Indeed, c-FOS “bridges the gap” by mediating the conversion of extracellular signals into changes in gene expression. For instance, as depicted in Figure 1, extracellular triggers like the excitatory neurotransmitter glutamate or openers of voltage-gated calcium channels can generate an intracellular cascade that, via activation of kinases, results in the phosphorylation and binding of phospho-ELK1 and phospo-CREB to fos gene promoter regions that drive up-regulation of c-FOS protein levels. Due to the rapid increase in levels and early response of this proto-oncogene, c-fos has been dubbed an ‘immediate early gene’ as an early responder to various cellular perturbations including electrical stimulation, exposure to serum, growth factors, and neurotransmitters.
Once nuclear c-FOS levels are elevated, in turn it dimerizes with other members of the Fos family of transcription factors, for instance c-JUN (Figure 2). c-FOS & c-JUN heterodimerize via interactions of leucine residues that are periodically presented along the α-helical regions of both homologous proteins, forming a ‘leucine zipper’ resulting in formation of Activator Protein 1 (AP-1) complex. Both N-termini are composed of basic amino acids and bind at AP-1 palindromic sites within the major groove of DNA to enhance and promote the expression of downstream target genes. In this way, these bZIP (‘basic-region leucine zipper’) transcription factors control a cascade of cellular events in response to immediate changes of the environment leading to longer term changes in cellular activity.
So what of c-FOS’s role as a key marker of neuronal activity in neuroscience?
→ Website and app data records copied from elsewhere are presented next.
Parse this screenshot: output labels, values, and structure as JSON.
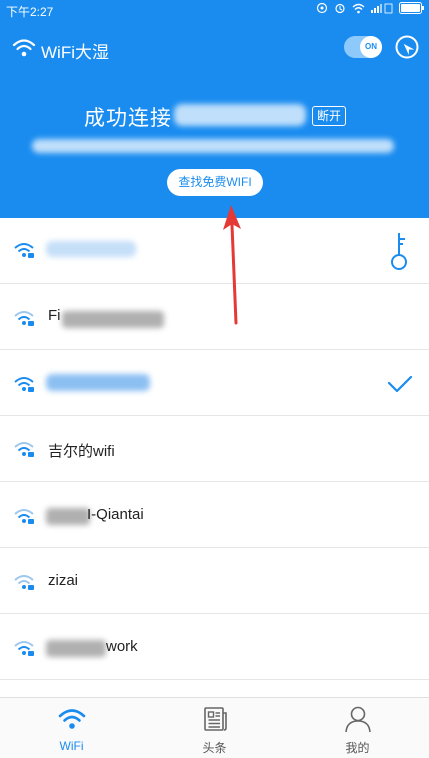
{
  "status_bar": {
    "time": "下午2:27",
    "battery_label": ""
  },
  "app_bar": {
    "title": "WiFi大湿",
    "toggle_label": "ON"
  },
  "banner": {
    "connect_prefix": "成功连接",
    "disconnect_label": "断开",
    "find_free_wifi_label": "查找免费WIFI"
  },
  "networks": [
    {
      "name": "",
      "badge": "key"
    },
    {
      "name": "Fi",
      "badge": ""
    },
    {
      "name": "",
      "badge": "check"
    },
    {
      "name": "吉尔的wifi",
      "badge": ""
    },
    {
      "name": "I-Qiantai",
      "badge": ""
    },
    {
      "name": "zizai",
      "badge": ""
    },
    {
      "name": "work",
      "badge": ""
    }
  ],
  "tabs": [
    {
      "label": "WiFi",
      "active": true,
      "icon": "wifi-icon"
    },
    {
      "label": "头条",
      "active": false,
      "icon": "news-icon"
    },
    {
      "label": "我的",
      "active": false,
      "icon": "user-icon"
    }
  ],
  "colors": {
    "accent": "#1a8cf0",
    "annotation_arrow": "#e53935"
  }
}
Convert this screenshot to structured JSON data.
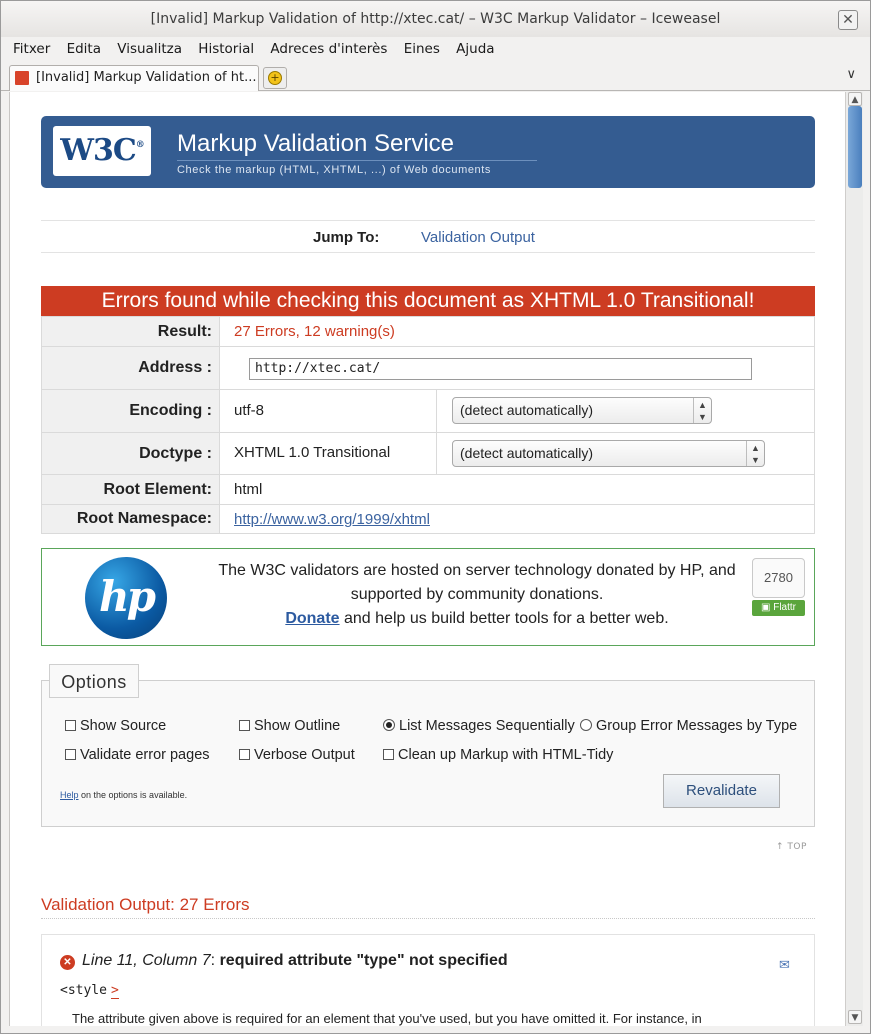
{
  "window": {
    "title": "[Invalid] Markup Validation of http://xtec.cat/ – W3C Markup Validator – Iceweasel",
    "close_glyph": "✕"
  },
  "menu": [
    "Fitxer",
    "Edita",
    "Visualitza",
    "Historial",
    "Adreces d'interès",
    "Eines",
    "Ajuda"
  ],
  "tab": {
    "label": "[Invalid] Markup Validation of ht...",
    "close_glyph": "✕",
    "new_tab_glyph": "+",
    "list_glyph": "∨"
  },
  "banner": {
    "logo_text": "W3C",
    "logo_mark": "®",
    "title": "Markup Validation Service",
    "subtitle": "Check the markup (HTML, XHTML, ...) of Web documents"
  },
  "jump": {
    "label": "Jump To:",
    "link": "Validation Output"
  },
  "result": {
    "headline": "Errors found while checking this document as XHTML 1.0 Transitional!",
    "result_label": "Result:",
    "result_value": "27 Errors, 12 warning(s)",
    "address_label": "Address :",
    "address_value": "http://xtec.cat/",
    "encoding_label": "Encoding :",
    "encoding_value": "utf-8",
    "encoding_select": "(detect automatically)",
    "doctype_label": "Doctype :",
    "doctype_value": "XHTML 1.0 Transitional",
    "doctype_select": "(detect automatically)",
    "root_element_label": "Root Element:",
    "root_element_value": "html",
    "root_ns_label": "Root Namespace:",
    "root_ns_value": "http://www.w3.org/1999/xhtml"
  },
  "sponsor": {
    "logo_text": "hp",
    "line1": "The W3C validators are hosted on server technology donated by HP, and supported by community donations.",
    "donate": "Donate",
    "line2": " and help us build better tools for a better web.",
    "flattr_count": "2780",
    "flattr_label": "Flattr"
  },
  "options": {
    "legend": "Options",
    "show_source": "Show Source",
    "show_outline": "Show Outline",
    "list_seq": "List Messages Sequentially",
    "group_errors": "Group Error Messages by Type",
    "validate_error_pages": "Validate error pages",
    "verbose_output": "Verbose Output",
    "cleanup_tidy": "Clean up Markup with HTML-Tidy",
    "help_link": "Help",
    "help_rest": " on the options is available.",
    "revalidate": "Revalidate",
    "list_seq_selected": true
  },
  "top_link": "↑ TOP",
  "validation": {
    "title": "Validation Output: 27 Errors",
    "messages": [
      {
        "location": "Line 11, Column 7",
        "title": "required attribute \"type\" not specified",
        "code": "<style",
        "code_marker": ">",
        "explanation": "The attribute given above is required for an element that you've used, but you have omitted it. For instance, in"
      }
    ]
  }
}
On account of its robust and immediate elevation upon neuronal stimulation, researchers have exploited the up-regulation of c-FOS to serve as a key indicator of neuronal responses to various triggers including specific behaviors, peripheral stimulation and drug exposure. For instance, neurons of the suprachiasmatic nucleus of the hypothalamus, the master mammalian circadian clock, exhibit rhythmic activity and neuronal firing, and therefore also cycles of c-FOS expression that rise and fall over a ~24-hr period (Earnest and Olschowka, J. Biological Rhythms, 1993).
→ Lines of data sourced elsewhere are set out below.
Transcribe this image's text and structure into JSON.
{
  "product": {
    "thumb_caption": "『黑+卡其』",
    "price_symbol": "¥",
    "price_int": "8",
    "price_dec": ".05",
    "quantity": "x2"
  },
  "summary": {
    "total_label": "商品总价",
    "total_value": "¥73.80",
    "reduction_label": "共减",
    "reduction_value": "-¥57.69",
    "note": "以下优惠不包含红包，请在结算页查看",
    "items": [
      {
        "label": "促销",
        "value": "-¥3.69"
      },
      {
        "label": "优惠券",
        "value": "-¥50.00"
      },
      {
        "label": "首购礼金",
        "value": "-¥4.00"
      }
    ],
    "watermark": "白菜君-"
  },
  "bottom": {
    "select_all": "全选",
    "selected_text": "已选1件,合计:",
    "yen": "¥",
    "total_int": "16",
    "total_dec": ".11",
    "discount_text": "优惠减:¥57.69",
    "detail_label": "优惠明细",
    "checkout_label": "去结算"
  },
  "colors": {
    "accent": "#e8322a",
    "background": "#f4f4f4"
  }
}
The somatosensory input from rodent whiskers has also been extensively studied where patterns of elevated c-FOS expression are revealed in neurons of the barrel cortex when the whiskers are peripherally stimulated (Filipkowski et al., Learning & Memory, 2000, Figure 3). Indeed this research determined that the organization of cortical function is based around topographical principles whereby columns of neurons (“barrels”) respond selectively to input from one or other whisker. Finally, anti-psychotic treatments can induce robust and long-lasting change in c-FOS throughout the cortex and striatum (Kontkanen et al., Neuropsychopharm., 2002), highlighting how researchers can use its expression levels to assess and track localized regions of drug action.
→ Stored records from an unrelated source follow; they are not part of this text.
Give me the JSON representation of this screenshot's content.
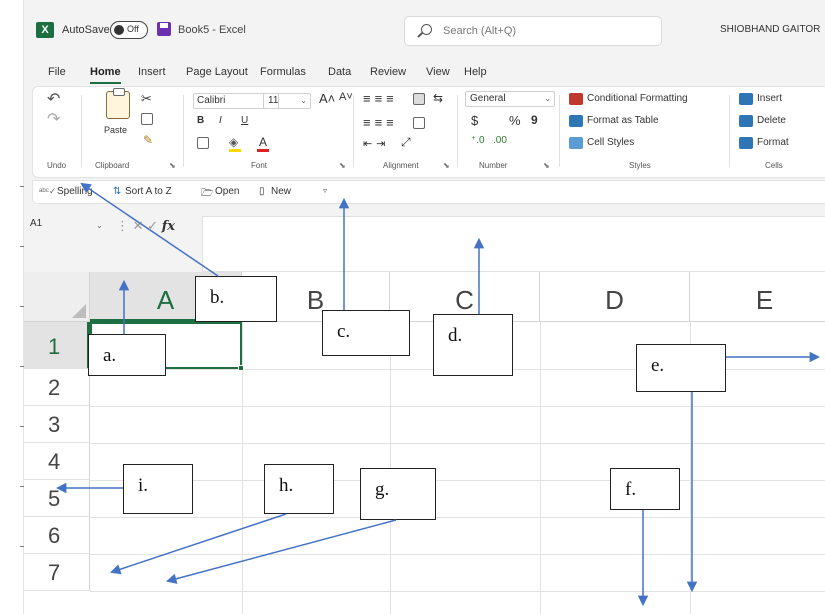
{
  "window": {
    "autosave_label": "AutoSave",
    "autosave_state": "Off",
    "doc_title": "Book5 - Excel",
    "search_placeholder": "Search (Alt+Q)",
    "user_name": "SHIOBHAND GAITOR"
  },
  "tabs": [
    "File",
    "Home",
    "Insert",
    "Page Layout",
    "Formulas",
    "Data",
    "Review",
    "View",
    "Help"
  ],
  "active_tab": "Home",
  "ribbon": {
    "undo": {
      "label": "Undo"
    },
    "clipboard": {
      "label": "Clipboard",
      "paste_label": "Paste"
    },
    "font": {
      "label": "Font",
      "font_name": "Calibri",
      "font_size": "11",
      "bold": "B",
      "italic": "I",
      "underline": "U",
      "grow": "A˄",
      "shrink": "A˅",
      "color": "A"
    },
    "alignment": {
      "label": "Alignment"
    },
    "number": {
      "label": "Number",
      "format": "General",
      "currency": "$",
      "percent": "%",
      "comma": "9"
    },
    "styles": {
      "label": "Styles",
      "conditional": "Conditional Formatting",
      "format_table": "Format as Table",
      "cell_styles": "Cell Styles"
    },
    "cells": {
      "label": "Cells",
      "insert": "Insert",
      "delete": "Delete",
      "format": "Format"
    }
  },
  "qat": {
    "spelling": "Spelling",
    "sort": "Sort A to Z",
    "open": "Open",
    "new": "New"
  },
  "formula_bar": {
    "name_box": "A1",
    "fx": "fx"
  },
  "grid": {
    "columns": [
      "A",
      "B",
      "C",
      "D",
      "E"
    ],
    "rows": [
      "1",
      "2",
      "3",
      "4",
      "5",
      "6",
      "7"
    ],
    "selected_cell": "A1"
  },
  "callouts": {
    "a": "a.",
    "b": "b.",
    "c": "c.",
    "d": "d.",
    "e": "e.",
    "f": "f.",
    "g": "g.",
    "h": "h.",
    "i": "i."
  },
  "colors": {
    "excel_green": "#1d6f42",
    "arrow_blue": "#4472c4",
    "ribbon_bg": "#ffffff",
    "chrome_bg": "#f3f3f3"
  }
}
Thus, the detection and analysis of c-FOS expression has resulted in seminal studies in neuroscience. To this end, LifeCanvas has now further developed its technologies to enable uniform labeling of c-FOS protein throughout whole tissues. These crucial developments will support neuroscientists in a broad range of investigations including disease- and age-related changes in neural responses to external stimuli, studies of learning and memory, detecting brain tumors and tracking neurogenesis throughout 3D brain volumes.
LifeCanvas has a platform for the detection and quantification of c-FOS expression across entire brain volumes using active immunostaining and light-sheet imaging of cleared, SHIELD-preserved samples (Figure 4). Once imaged, cell locations are detected with a convolutional neural network and mapped to brain regions by registering the imaged brain with the Allen Brain Reference Atlas. This enables rapid quantification of a per-area activity map across the entire mouse brain. The combination of basic knowledge and research on the role of c-FOS alongside cutting-edge technologies developed at LifeCanvas will continue to drive the groundbreaking neuroscience discoveries of the future.
Figure 4: Localization of c-FOS expression in the murine brain. Left: An image stack captures the hippocampus and cortex in the sagittal plane of a mouse brain left hemisphere stained with anti-c-FOS. These images were acquired with SmartSPIM at 3.6X magnification and 4 µm z-step. Scale bar 500 µm. Middle: Heatmap of cell density by region in mouse brain hemisphere stained with anti-c-FOS, generated with SmartAnalytics. Right: Histogram of cell density by region in the same c-FOS stained hemisphere, generated by SmartAnalytics.